- RL "Bob" Morgan

Access management capabilities in higher education and research tend to be a mix of institution specific custom solutions, whether they are built on in-house frameworks, proprietary closed-source “solutions”, or open source toolkits like Grouper.

What if, instead of every institution having its own special sauce there was broad agreement on access management strategies, vocabulary, and assumed capabilities? What if, we could drive “federation” deeper into institutional Identity and Access Management (IAM) practices and more easily enable high-value collaboration across thousands of disciplines and millions of people?

Grouper provides distributed access control governance, fast flexible provisioning integrations, along with robust auditing and reporting to answer who, why, when, and how someone has access to a resource. The Grouper project maintains documentation and training materials on the Grouper wiki mostly in the form of administration guides, and community contributions, and training videos. These materials do a very good job of providing reference materials, and a variety of deployment and use case examples. However, for the uninitiated it is not always clear where to start and how to stay on the right path. Additionally, many configuration choices and deployment options are left for the deployer to decide. This has led to deployments which have tended towards similar functionality, but often diverge considerably in approach, terminology and implementation.

This deployment guide distills a variety of community practices represented in group and folder design ideas and the various deployment examples in community contributions into a common community approved approach. Harmonizing Grouper deployments with common practice, vocabulary and IAM strategies will make it easier for the community to work together toward common objectives and improve Grouper more quickly over time. It will also enable new and existing Grouper deployments to more easily benefit from community experience, achieve access management goals more quickly, and work together to build robust IAM capabilities based on the InCommon Trusted Access Platform.

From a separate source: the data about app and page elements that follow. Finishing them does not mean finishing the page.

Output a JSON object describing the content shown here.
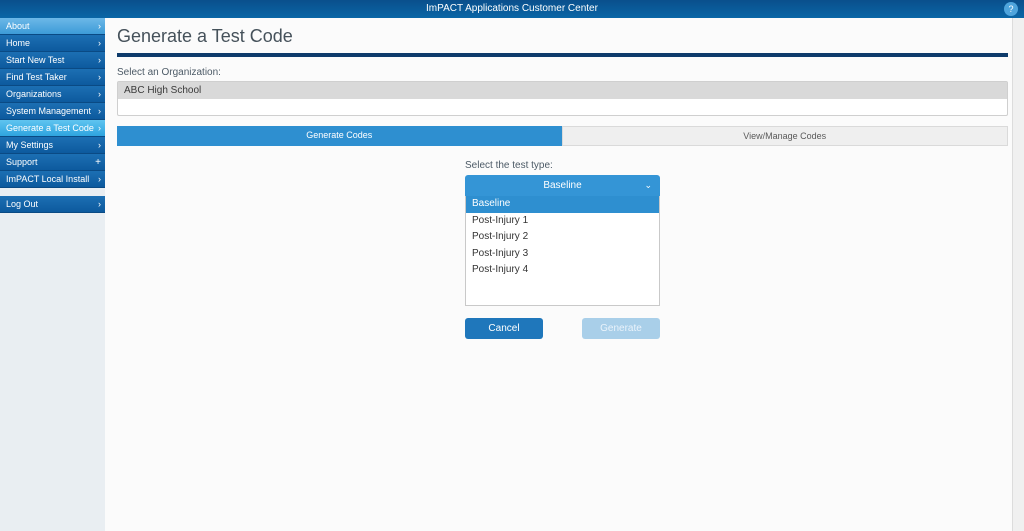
{
  "topbar": {
    "title": "ImPACT Applications Customer Center",
    "help_glyph": "?"
  },
  "sidebar": {
    "items": [
      {
        "label": "About",
        "style": "light",
        "icon": "chev"
      },
      {
        "label": "Home",
        "style": "dark",
        "icon": "chev"
      },
      {
        "label": "Start New Test",
        "style": "dark",
        "icon": "chev"
      },
      {
        "label": "Find Test Taker",
        "style": "dark",
        "icon": "chev"
      },
      {
        "label": "Organizations",
        "style": "dark",
        "icon": "chev"
      },
      {
        "label": "System Management",
        "style": "dark",
        "icon": "chev"
      },
      {
        "label": "Generate a Test Code",
        "style": "active",
        "icon": "chev"
      },
      {
        "label": "My Settings",
        "style": "dark",
        "icon": "chev"
      },
      {
        "label": "Support",
        "style": "dark",
        "icon": "plus"
      },
      {
        "label": "ImPACT Local Install",
        "style": "dark",
        "icon": "chev"
      },
      {
        "label": "Log Out",
        "style": "dark",
        "icon": "chev",
        "gapBefore": true
      }
    ]
  },
  "page": {
    "title": "Generate a Test Code",
    "org_label": "Select an Organization:",
    "org_selected": "ABC High School"
  },
  "tabs": {
    "generate": "Generate Codes",
    "view": "View/Manage Codes"
  },
  "test_type": {
    "label": "Select the test type:",
    "selected": "Baseline",
    "options": [
      "Baseline",
      "Post-Injury 1",
      "Post-Injury 2",
      "Post-Injury 3",
      "Post-Injury 4"
    ]
  },
  "buttons": {
    "cancel": "Cancel",
    "generate": "Generate"
  }
}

The goal of this guide is to help you come up to speed on Grouper concepts, how they relate to identity and access management, and how they can be deployed to implement effective access control in a wide variety of situations.